In Australia, the 2017 flu season is possibly the biggest on record, with nearly three times the number of confirmed flu cases compared to 2016.
According to a report from the Public Health Agency of Canada, the flu is currently interseasonal, but several indicators show above expected levels compared to previous seasons.
Flu season in Canada typically runs from November to March.
In early September, the majority of influenza cases in Canada came from a virus known as H3N2. That virus is historically linked to heavier flu seasons and is known to be particularly hard on seniors.
"It is still too early to say whether it will be a predominantly H3N2 season, but if that is the case it tends to be a more severe flu type,” Dr. Theresa Tam, head of the Public Health Agency of Canada, told CTV News.
The H3N2 virus also showed up in Canada last year.
Some pharmacies and clinics are already giving vaccine shots, and officials say it might be a good idea to get one. Studies show that people who receive flu shots have a 40 to 60 per cent lower chance of getting seriously ill than those who are unvaccinated.

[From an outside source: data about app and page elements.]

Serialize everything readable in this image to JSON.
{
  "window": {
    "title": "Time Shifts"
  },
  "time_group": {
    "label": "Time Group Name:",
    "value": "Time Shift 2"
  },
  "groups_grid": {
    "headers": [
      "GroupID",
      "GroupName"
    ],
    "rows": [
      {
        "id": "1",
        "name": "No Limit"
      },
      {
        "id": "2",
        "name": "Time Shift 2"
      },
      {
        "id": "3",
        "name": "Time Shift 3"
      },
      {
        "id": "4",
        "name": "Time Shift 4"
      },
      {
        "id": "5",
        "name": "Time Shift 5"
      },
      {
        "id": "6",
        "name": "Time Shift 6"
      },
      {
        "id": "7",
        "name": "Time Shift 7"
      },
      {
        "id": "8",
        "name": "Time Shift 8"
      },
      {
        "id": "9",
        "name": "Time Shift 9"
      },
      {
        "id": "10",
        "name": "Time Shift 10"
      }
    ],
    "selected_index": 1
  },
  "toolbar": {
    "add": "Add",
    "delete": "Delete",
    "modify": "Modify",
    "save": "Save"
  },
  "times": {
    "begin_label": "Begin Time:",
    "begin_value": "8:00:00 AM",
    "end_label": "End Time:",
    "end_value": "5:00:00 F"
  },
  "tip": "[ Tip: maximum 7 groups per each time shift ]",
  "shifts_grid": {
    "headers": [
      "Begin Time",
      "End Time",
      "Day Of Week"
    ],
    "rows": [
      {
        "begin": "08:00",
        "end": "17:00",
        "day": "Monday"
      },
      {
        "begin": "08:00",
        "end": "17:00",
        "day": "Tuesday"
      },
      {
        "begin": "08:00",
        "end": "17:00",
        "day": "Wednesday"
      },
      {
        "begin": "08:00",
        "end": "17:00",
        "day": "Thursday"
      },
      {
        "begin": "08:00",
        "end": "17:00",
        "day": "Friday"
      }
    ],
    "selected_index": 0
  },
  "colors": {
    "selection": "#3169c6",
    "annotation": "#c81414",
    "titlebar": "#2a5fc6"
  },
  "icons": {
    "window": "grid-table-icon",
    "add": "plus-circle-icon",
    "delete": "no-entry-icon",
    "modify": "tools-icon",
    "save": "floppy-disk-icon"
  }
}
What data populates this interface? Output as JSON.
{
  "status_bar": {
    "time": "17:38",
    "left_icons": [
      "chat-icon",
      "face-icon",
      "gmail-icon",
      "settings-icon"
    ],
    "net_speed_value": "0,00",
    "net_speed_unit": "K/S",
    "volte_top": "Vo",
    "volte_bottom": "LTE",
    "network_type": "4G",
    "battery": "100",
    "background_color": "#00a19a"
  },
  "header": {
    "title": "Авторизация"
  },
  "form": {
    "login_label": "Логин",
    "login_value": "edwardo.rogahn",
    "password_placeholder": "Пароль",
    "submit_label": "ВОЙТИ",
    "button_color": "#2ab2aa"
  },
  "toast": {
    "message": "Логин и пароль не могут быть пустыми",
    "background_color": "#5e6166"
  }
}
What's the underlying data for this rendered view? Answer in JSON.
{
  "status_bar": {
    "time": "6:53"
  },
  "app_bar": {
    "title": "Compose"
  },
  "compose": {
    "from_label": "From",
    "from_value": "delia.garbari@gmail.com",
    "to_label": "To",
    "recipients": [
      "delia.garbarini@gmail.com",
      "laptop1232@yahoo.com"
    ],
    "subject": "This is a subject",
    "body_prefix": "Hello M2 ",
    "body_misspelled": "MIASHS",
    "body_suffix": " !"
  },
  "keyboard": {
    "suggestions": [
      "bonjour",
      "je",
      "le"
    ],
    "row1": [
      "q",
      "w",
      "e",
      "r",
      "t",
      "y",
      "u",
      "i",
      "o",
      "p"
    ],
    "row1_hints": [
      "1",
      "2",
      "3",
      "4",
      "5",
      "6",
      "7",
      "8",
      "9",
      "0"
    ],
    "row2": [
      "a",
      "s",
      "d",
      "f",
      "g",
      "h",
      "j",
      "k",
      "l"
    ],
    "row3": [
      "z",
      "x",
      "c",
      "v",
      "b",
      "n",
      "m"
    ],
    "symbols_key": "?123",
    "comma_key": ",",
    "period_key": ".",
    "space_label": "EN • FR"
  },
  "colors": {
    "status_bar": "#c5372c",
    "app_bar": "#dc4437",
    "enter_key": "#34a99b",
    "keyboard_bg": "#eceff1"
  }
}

With a report from CTV's medical specialist Avis Favaro and producer Elizabeth St. Philip